Task requirements:
Without leaving anything out, print every line of the data.

The data:
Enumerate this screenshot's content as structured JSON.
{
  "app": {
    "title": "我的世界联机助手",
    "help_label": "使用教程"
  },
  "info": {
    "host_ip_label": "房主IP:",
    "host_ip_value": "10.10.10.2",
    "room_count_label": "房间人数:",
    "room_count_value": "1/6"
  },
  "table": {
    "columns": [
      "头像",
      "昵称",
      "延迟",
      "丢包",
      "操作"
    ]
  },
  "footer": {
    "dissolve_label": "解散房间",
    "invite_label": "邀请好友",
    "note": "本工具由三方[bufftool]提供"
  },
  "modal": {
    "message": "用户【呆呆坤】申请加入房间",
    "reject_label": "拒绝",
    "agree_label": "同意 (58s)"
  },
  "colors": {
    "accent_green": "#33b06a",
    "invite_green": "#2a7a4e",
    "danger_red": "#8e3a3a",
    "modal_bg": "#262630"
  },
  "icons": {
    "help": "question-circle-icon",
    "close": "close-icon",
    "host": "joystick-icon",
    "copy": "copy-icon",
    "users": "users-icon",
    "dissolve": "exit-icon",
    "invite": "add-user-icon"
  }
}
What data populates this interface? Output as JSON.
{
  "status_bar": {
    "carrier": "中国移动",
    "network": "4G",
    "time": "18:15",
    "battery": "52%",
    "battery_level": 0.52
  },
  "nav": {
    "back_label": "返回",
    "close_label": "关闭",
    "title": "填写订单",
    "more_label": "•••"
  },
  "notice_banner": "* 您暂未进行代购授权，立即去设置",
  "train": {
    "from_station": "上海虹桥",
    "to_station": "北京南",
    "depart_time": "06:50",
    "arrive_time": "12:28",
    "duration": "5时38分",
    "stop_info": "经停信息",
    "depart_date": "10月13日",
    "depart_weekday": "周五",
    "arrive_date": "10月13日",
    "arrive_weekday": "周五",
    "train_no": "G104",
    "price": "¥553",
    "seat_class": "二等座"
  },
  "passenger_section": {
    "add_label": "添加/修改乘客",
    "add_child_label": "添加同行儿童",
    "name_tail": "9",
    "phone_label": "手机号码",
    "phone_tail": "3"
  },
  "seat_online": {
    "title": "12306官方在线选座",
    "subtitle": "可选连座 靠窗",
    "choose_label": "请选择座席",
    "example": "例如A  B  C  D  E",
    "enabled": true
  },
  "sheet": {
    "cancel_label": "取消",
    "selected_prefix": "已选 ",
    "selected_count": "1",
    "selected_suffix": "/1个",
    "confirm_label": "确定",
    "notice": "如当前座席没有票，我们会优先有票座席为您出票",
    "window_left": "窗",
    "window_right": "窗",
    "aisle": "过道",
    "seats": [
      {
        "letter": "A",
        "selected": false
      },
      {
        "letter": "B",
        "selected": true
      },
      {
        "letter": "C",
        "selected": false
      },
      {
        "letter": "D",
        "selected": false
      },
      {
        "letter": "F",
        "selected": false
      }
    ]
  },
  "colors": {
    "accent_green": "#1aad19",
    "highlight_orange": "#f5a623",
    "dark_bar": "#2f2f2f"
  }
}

Task response:
Enumerate this screenshot's content as structured JSON.
{
  "app": {
    "title": "我的世界联机助手",
    "help_label": "使用教程"
  },
  "info": {
    "host_ip_label": "房主IP:",
    "host_ip_value": "10.10.10.2",
    "room_count_label": "房间人数:",
    "room_count_value": "1/6"
  },
  "table": {
    "columns": [
      "头像",
      "昵称",
      "延迟",
      "丢包",
      "操作"
    ]
  },
  "footer": {
    "dissolve_label": "解散房间",
    "invite_label": "邀请好友",
    "note": "本工具由三方[bufftool]提供"
  },
  "modal": {
    "message": "用户【呆呆坤】申请加入房间",
    "reject_label": "拒绝",
    "agree_label": "同意 (58s)"
  },
  "colors": {
    "accent_green": "#33b06a",
    "invite_green": "#2a7a4e",
    "danger_red": "#8e3a3a",
    "modal_bg": "#262630"
  },
  "icons": {
    "help": "question-circle-icon",
    "close": "close-icon",
    "host": "joystick-icon",
    "copy": "copy-icon",
    "users": "users-icon",
    "dissolve": "exit-icon",
    "invite": "add-user-icon"
  }
}
What data populates this interface? Output as JSON.
{
  "status_bar": {
    "carrier": "中国移动",
    "network": "4G",
    "time": "18:15",
    "battery": "52%",
    "battery_level": 0.52
  },
  "nav": {
    "back_label": "返回",
    "close_label": "关闭",
    "title": "填写订单",
    "more_label": "•••"
  },
  "notice_banner": "* 您暂未进行代购授权，立即去设置",
  "train": {
    "from_station": "上海虹桥",
    "to_station": "北京南",
    "depart_time": "06:50",
    "arrive_time": "12:28",
    "duration": "5时38分",
    "stop_info": "经停信息",
    "depart_date": "10月13日",
    "depart_weekday": "周五",
    "arrive_date": "10月13日",
    "arrive_weekday": "周五",
    "train_no": "G104",
    "price": "¥553",
    "seat_class": "二等座"
  },
  "passenger_section": {
    "add_label": "添加/修改乘客",
    "add_child_label": "添加同行儿童",
    "name_tail": "9",
    "phone_label": "手机号码",
    "phone_tail": "3"
  },
  "seat_online": {
    "title": "12306官方在线选座",
    "subtitle": "可选连座 靠窗",
    "choose_label": "请选择座席",
    "example": "例如A  B  C  D  E",
    "enabled": true
  },
  "sheet": {
    "cancel_label": "取消",
    "selected_prefix": "已选 ",
    "selected_count": "1",
    "selected_suffix": "/1个",
    "confirm_label": "确定",
    "notice": "如当前座席没有票，我们会优先有票座席为您出票",
    "window_left": "窗",
    "window_right": "窗",
    "aisle": "过道",
    "seats": [
      {
        "letter": "A",
        "selected": false
      },
      {
        "letter": "B",
        "selected": true
      },
      {
        "letter": "C",
        "selected": false
      },
      {
        "letter": "D",
        "selected": false
      },
      {
        "letter": "F",
        "selected": false
      }
    ]
  },
  "colors": {
    "accent_green": "#1aad19",
    "highlight_orange": "#f5a623",
    "dark_bar": "#2f2f2f"
  }
}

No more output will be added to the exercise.